┌──

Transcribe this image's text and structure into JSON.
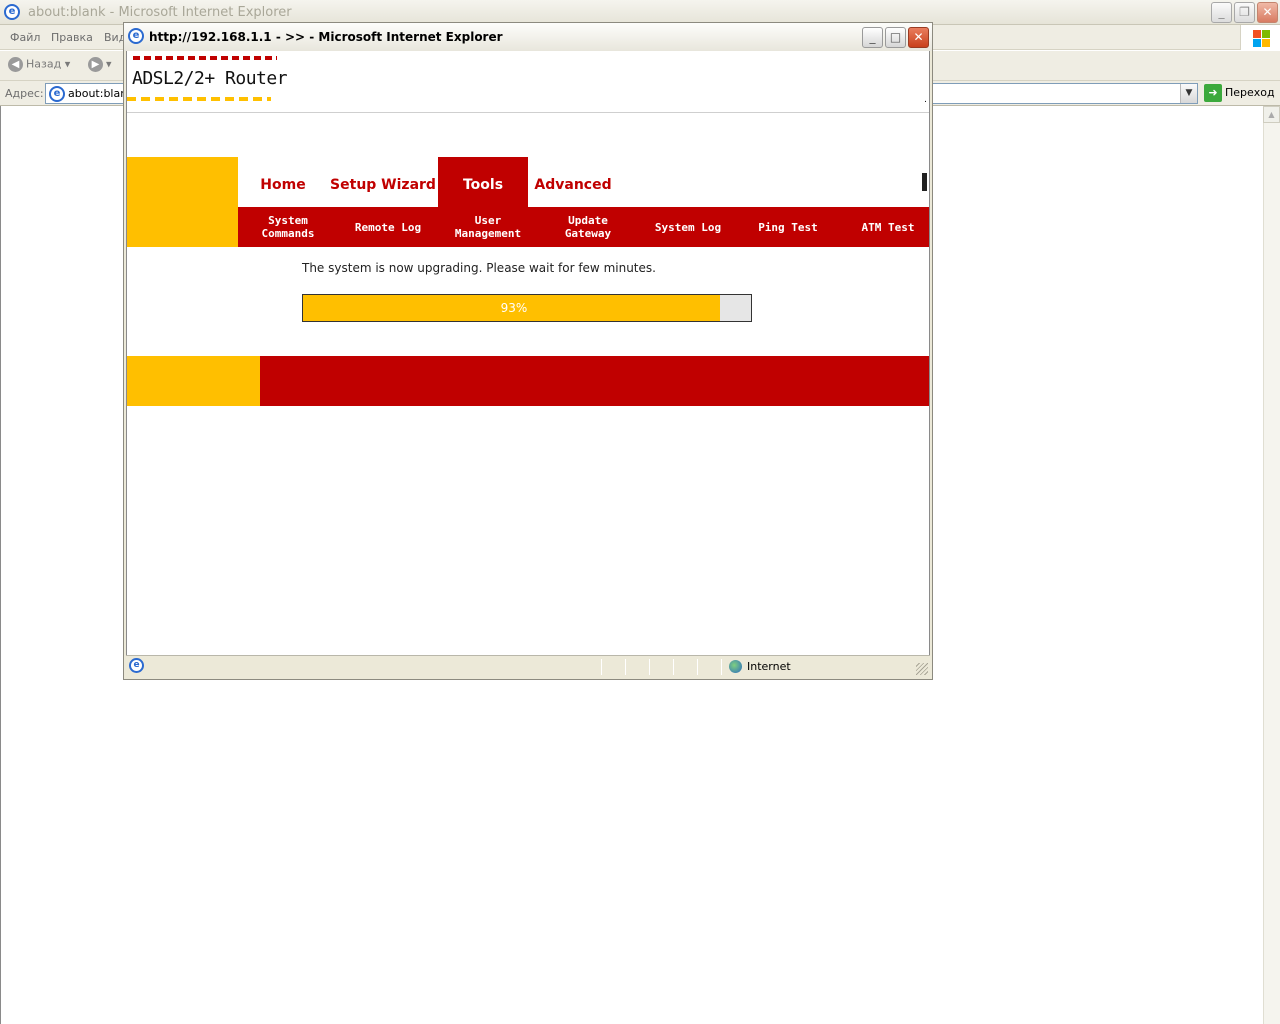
{
  "background_window": {
    "title": "about:blank - Microsoft Internet Explorer",
    "menu": [
      "Файл",
      "Правка",
      "Вид"
    ],
    "back_label": "Назад",
    "address_label": "Адрес:",
    "address_value": "about:blank",
    "go_label": "Переход"
  },
  "popup": {
    "title": "http://192.168.1.1 - >> - Microsoft Internet Explorer",
    "logo_text": "ADSL2/2+ Router",
    "main_tabs": [
      {
        "label": "Home"
      },
      {
        "label": "Setup Wizard"
      },
      {
        "label": "Tools"
      },
      {
        "label": "Advanced"
      }
    ],
    "active_tab": "Tools",
    "sub_tabs": [
      {
        "label": "System\nCommands"
      },
      {
        "label": "Remote Log"
      },
      {
        "label": "User\nManagement"
      },
      {
        "label": "Update\nGateway"
      },
      {
        "label": "System Log"
      },
      {
        "label": "Ping Test"
      },
      {
        "label": "ATM Test"
      }
    ],
    "status_message": "The system is now upgrading. Please wait for few minutes.",
    "progress": {
      "percent": 93,
      "label": "93%"
    },
    "status_zone": "Internet"
  },
  "colors": {
    "brand_red": "#c00000",
    "brand_yellow": "#ffbf00"
  },
  "icons": [
    "ie-page-icon",
    "back-arrow-icon",
    "forward-arrow-icon",
    "go-arrow-icon",
    "windows-flag-icon",
    "globe-icon"
  ]
}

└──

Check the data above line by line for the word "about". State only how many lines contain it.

◆ FINAL ANSWER: 2